Problem description
Every line holding the string "number" should be copied out of the listing.

Data shown
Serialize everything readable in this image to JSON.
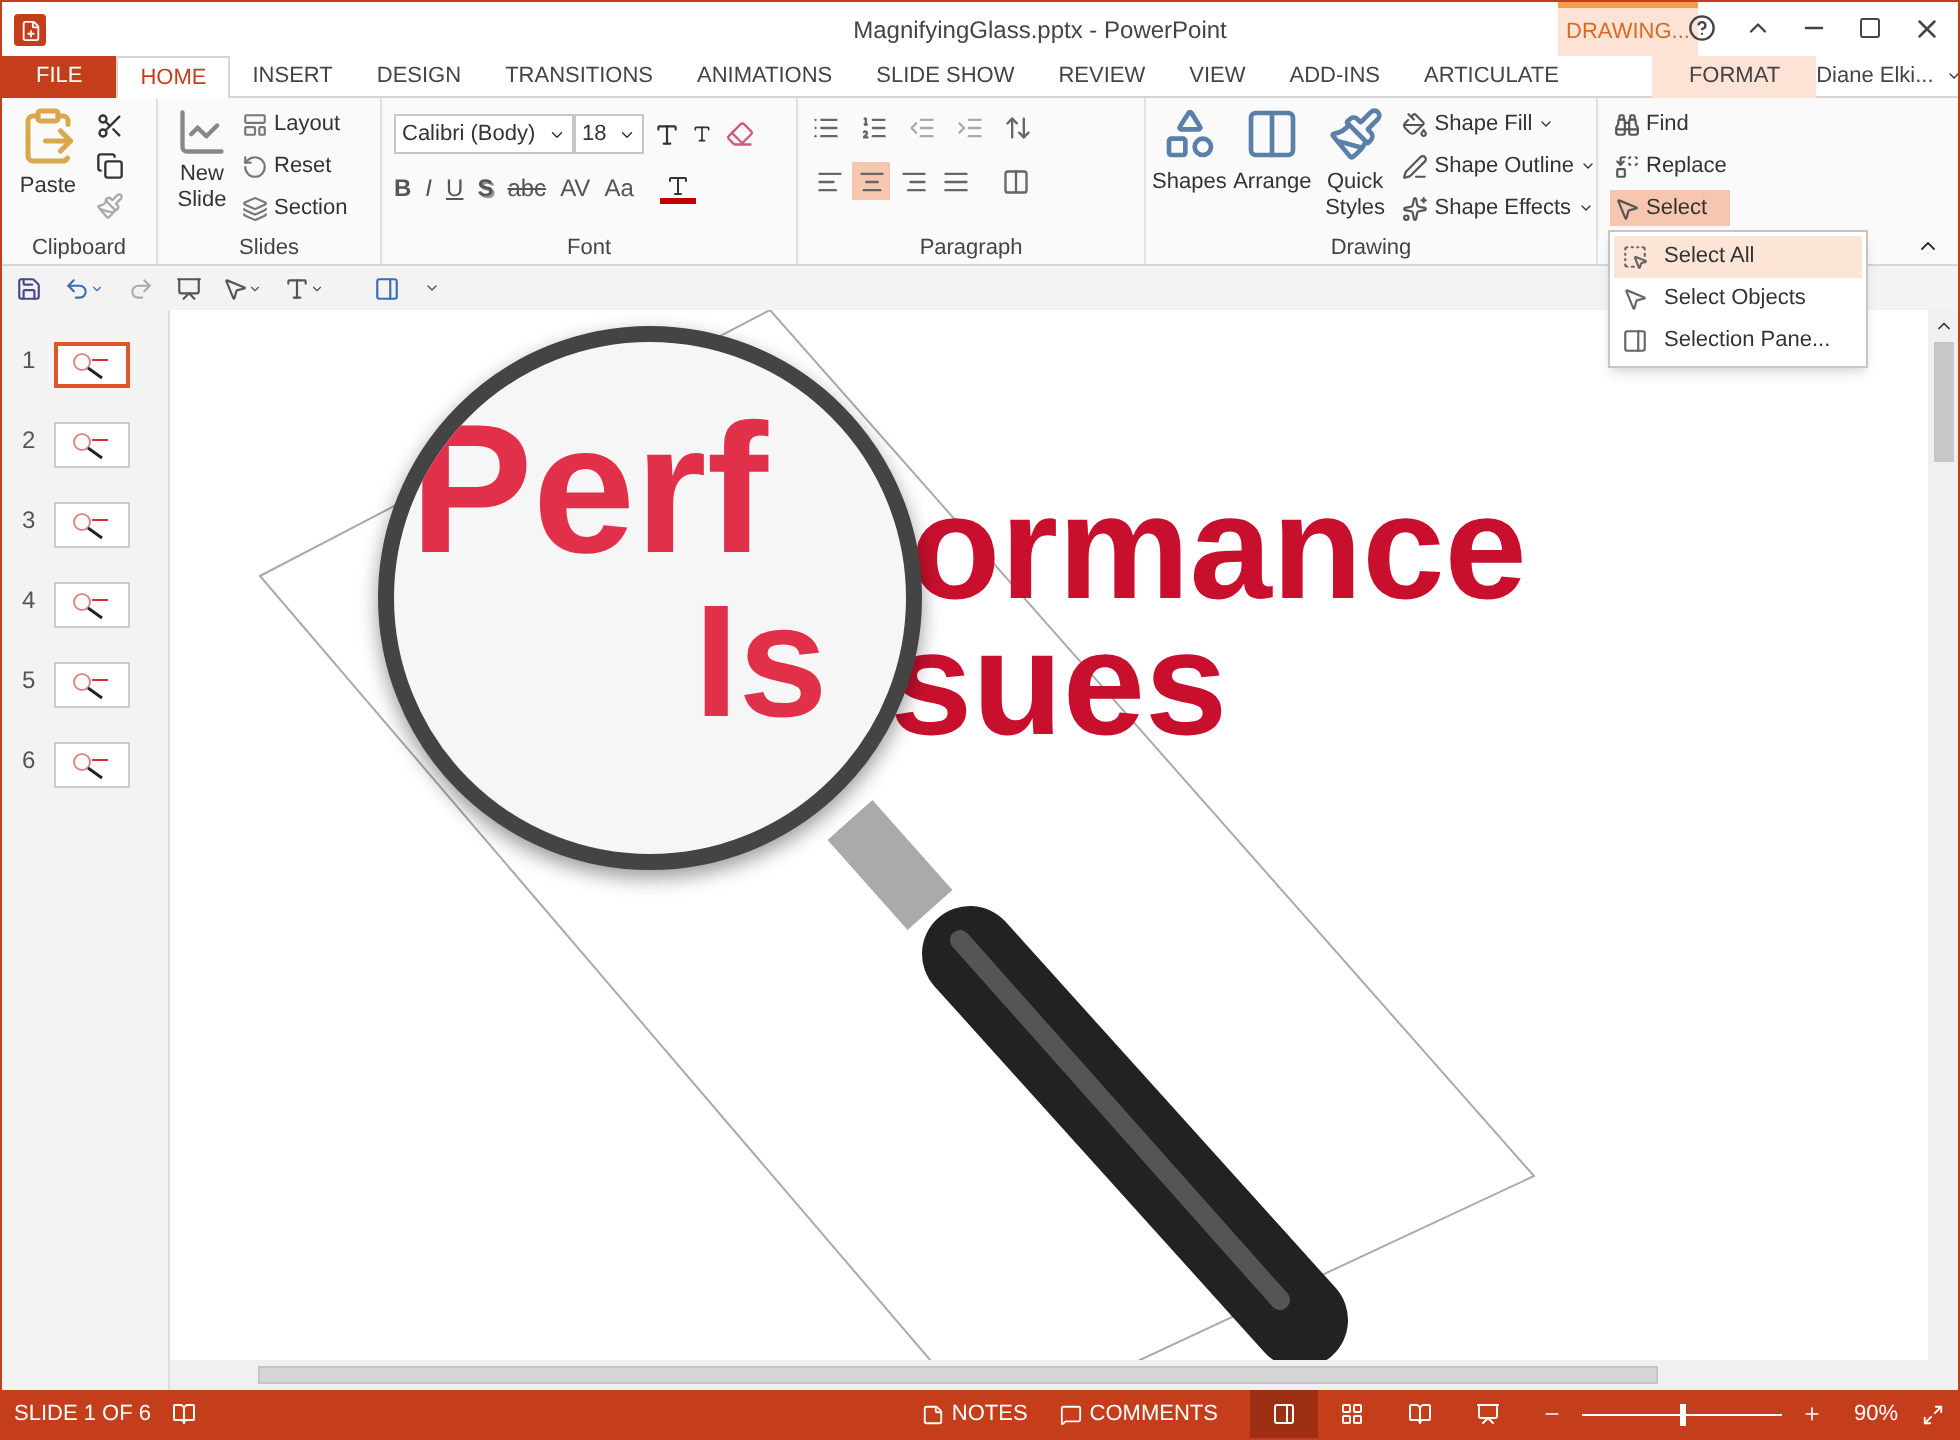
{
  "window": {
    "title": "MagnifyingGlass.pptx - PowerPoint",
    "contextual_label": "DRAWING..."
  },
  "tabs": [
    {
      "label": "FILE",
      "kind": "file",
      "selected": false
    },
    {
      "label": "HOME",
      "kind": "normal",
      "selected": true
    },
    {
      "label": "INSERT",
      "kind": "normal",
      "selected": false
    },
    {
      "label": "DESIGN",
      "kind": "normal",
      "selected": false
    },
    {
      "label": "TRANSITIONS",
      "kind": "normal",
      "selected": false
    },
    {
      "label": "ANIMATIONS",
      "kind": "normal",
      "selected": false
    },
    {
      "label": "SLIDE SHOW",
      "kind": "normal",
      "selected": false
    },
    {
      "label": "REVIEW",
      "kind": "normal",
      "selected": false
    },
    {
      "label": "VIEW",
      "kind": "normal",
      "selected": false
    },
    {
      "label": "ADD-INS",
      "kind": "normal",
      "selected": false
    },
    {
      "label": "ARTICULATE",
      "kind": "normal",
      "selected": false
    },
    {
      "label": "FORMAT",
      "kind": "contextual",
      "selected": false
    }
  ],
  "user": {
    "name": "Diane Elki..."
  },
  "ribbon": {
    "clipboard": {
      "label": "Clipboard",
      "paste": "Paste"
    },
    "slides": {
      "label": "Slides",
      "new_slide": "New Slide",
      "items": [
        "Layout",
        "Reset",
        "Section"
      ]
    },
    "font": {
      "label": "Font",
      "name": "Calibri (Body)",
      "size": "18",
      "format_buttons": [
        {
          "text": "B",
          "kind": "bold"
        },
        {
          "text": "I",
          "kind": "italic"
        },
        {
          "text": "U",
          "kind": "underline"
        },
        {
          "text": "S",
          "kind": "shadow"
        },
        {
          "text": "abc",
          "kind": "strike"
        },
        {
          "text": "AV",
          "kind": "spacing"
        },
        {
          "text": "Aa",
          "kind": "case"
        }
      ]
    },
    "paragraph": {
      "label": "Paragraph",
      "align_buttons": [
        {
          "selected": false
        },
        {
          "selected": true
        },
        {
          "selected": false
        },
        {
          "selected": false
        }
      ]
    },
    "drawing": {
      "label": "Drawing",
      "large": [
        "Shapes",
        "Arrange",
        "Quick Styles"
      ],
      "items": [
        "Shape Fill",
        "Shape Outline",
        "Shape Effects"
      ]
    },
    "editing": {
      "items": [
        "Find",
        "Replace",
        "Select"
      ],
      "select_open": true
    }
  },
  "select_menu": {
    "items": [
      {
        "label": "Select All",
        "selected": true
      },
      {
        "label": "Select Objects",
        "selected": false
      },
      {
        "label": "Selection Pane...",
        "selected": false
      }
    ]
  },
  "thumbnails": [
    {
      "number": "1",
      "selected": true
    },
    {
      "number": "2",
      "selected": false
    },
    {
      "number": "3",
      "selected": false
    },
    {
      "number": "4",
      "selected": false
    },
    {
      "number": "5",
      "selected": false
    },
    {
      "number": "6",
      "selected": false
    }
  ],
  "slide": {
    "lines": [
      {
        "magnified": "Perf",
        "rest": "ormance"
      },
      {
        "magnified": "Is",
        "rest": "sues"
      }
    ]
  },
  "status_bar": {
    "slide_info": "SLIDE 1 OF 6",
    "notes": "NOTES",
    "comments": "COMMENTS",
    "views": [
      {
        "selected": true
      },
      {
        "selected": false
      },
      {
        "selected": false
      },
      {
        "selected": false
      }
    ],
    "zoom": {
      "level": 0.5,
      "reading": "90%"
    }
  }
}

Your response
      "number": "1",
      "number": "2",
      "number": "3",
      "number": "4",
      "number": "5",
      "number": "6",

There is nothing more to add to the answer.